When a line of the listing below has the string "screenshot" in it, copy that line.
....
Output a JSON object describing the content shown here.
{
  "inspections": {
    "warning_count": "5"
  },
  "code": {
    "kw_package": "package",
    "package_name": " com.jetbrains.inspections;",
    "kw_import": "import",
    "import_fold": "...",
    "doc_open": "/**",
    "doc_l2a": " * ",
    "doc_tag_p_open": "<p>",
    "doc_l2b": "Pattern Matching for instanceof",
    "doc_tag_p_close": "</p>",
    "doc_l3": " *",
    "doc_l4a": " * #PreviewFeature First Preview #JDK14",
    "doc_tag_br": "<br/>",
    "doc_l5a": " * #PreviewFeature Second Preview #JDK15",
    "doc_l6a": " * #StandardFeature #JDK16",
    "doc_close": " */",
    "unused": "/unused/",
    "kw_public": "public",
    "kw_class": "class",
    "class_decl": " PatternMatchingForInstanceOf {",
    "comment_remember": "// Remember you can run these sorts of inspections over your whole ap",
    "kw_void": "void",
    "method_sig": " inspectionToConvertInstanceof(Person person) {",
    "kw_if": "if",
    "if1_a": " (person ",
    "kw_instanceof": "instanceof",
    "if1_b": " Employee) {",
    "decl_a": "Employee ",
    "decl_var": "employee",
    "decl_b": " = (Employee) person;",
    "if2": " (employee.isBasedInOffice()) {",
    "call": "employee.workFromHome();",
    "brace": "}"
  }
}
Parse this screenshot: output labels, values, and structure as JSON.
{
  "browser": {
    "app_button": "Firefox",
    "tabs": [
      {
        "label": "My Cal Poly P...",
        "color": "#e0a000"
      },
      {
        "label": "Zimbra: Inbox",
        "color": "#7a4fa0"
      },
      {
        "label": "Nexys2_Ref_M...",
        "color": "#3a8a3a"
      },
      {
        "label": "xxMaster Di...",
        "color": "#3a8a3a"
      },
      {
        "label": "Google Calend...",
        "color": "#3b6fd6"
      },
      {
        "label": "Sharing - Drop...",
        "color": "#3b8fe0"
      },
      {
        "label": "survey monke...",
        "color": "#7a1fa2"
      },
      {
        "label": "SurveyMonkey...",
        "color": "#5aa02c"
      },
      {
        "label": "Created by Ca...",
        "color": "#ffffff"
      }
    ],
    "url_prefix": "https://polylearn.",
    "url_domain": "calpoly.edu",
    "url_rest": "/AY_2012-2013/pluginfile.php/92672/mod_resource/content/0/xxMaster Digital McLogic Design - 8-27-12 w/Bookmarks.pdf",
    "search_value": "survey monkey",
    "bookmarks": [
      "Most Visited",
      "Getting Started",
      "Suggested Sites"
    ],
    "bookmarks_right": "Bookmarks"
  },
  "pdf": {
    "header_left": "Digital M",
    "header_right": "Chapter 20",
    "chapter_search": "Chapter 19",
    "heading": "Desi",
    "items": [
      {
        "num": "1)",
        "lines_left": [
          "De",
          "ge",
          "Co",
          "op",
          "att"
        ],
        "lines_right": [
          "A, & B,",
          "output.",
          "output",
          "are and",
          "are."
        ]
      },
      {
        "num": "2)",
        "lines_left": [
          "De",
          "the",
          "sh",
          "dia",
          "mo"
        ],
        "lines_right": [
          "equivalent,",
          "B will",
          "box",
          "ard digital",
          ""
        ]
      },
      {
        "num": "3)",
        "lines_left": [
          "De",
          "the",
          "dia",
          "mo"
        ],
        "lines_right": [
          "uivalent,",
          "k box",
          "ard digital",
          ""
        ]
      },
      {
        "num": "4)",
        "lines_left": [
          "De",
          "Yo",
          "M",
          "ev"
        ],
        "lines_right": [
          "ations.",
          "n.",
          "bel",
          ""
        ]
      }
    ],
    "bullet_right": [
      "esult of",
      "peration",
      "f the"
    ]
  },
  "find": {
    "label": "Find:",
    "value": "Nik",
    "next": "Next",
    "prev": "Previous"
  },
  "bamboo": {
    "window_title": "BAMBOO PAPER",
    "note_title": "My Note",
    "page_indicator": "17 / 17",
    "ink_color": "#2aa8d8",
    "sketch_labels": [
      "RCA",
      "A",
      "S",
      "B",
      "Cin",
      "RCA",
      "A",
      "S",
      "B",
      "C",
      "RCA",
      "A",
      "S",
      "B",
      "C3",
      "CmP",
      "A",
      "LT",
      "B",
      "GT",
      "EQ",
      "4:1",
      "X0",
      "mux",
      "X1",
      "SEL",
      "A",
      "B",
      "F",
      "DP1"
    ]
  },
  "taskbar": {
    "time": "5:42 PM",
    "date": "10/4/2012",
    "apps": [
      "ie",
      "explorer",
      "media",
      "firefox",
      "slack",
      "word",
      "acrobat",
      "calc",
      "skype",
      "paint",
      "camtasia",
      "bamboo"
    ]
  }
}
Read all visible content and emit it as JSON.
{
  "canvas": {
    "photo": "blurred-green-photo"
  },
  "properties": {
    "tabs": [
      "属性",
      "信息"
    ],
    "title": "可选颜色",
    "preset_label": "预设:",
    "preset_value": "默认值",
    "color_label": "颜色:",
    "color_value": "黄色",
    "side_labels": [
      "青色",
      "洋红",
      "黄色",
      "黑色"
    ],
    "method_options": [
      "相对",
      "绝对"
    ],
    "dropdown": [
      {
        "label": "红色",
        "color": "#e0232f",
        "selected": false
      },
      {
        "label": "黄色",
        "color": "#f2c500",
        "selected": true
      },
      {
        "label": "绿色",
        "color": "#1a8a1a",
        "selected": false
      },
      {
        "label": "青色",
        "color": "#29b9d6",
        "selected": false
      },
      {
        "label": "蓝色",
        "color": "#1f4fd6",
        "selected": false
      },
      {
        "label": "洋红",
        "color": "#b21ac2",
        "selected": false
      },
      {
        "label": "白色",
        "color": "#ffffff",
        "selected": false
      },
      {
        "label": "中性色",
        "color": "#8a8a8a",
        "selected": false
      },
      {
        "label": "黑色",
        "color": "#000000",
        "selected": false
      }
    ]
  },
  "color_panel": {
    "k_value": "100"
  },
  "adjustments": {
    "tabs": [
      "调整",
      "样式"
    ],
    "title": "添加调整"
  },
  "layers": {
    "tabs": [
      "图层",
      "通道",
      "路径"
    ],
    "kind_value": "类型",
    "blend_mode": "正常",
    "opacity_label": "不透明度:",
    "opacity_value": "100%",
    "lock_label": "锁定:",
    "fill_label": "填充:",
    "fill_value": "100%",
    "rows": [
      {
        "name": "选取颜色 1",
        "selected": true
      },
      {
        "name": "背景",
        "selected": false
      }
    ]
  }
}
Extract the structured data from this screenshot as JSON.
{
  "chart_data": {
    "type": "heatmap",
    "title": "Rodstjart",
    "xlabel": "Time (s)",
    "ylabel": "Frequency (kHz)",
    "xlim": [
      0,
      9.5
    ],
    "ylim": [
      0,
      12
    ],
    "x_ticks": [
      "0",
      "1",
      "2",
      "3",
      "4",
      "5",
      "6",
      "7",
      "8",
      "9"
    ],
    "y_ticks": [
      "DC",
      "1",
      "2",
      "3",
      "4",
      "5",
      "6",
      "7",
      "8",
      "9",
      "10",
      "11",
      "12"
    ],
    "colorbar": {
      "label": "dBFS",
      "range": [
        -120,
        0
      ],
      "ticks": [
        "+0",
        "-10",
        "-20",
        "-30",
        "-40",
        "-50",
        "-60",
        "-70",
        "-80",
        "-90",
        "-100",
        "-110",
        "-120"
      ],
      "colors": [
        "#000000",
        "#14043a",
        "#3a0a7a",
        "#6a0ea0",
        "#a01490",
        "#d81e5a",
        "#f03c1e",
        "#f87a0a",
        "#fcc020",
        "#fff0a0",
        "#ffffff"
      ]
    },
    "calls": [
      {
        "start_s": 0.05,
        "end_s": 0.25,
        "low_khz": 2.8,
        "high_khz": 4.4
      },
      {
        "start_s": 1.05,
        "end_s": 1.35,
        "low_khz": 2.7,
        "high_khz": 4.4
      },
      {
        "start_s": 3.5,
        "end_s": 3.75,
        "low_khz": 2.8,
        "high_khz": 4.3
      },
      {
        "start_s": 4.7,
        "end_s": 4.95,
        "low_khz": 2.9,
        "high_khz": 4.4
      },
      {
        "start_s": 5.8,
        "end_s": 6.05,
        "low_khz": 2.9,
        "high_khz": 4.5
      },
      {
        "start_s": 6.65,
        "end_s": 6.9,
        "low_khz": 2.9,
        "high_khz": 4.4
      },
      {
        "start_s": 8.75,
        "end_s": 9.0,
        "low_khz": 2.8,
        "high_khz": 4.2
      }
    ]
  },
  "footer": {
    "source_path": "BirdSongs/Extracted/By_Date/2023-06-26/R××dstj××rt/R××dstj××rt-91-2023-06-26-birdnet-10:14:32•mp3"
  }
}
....
● WRITTEN ANSWER
Parse this screenshot: output labels, values, and structure as JSON.
Extract the structured data from this screenshot as JSON.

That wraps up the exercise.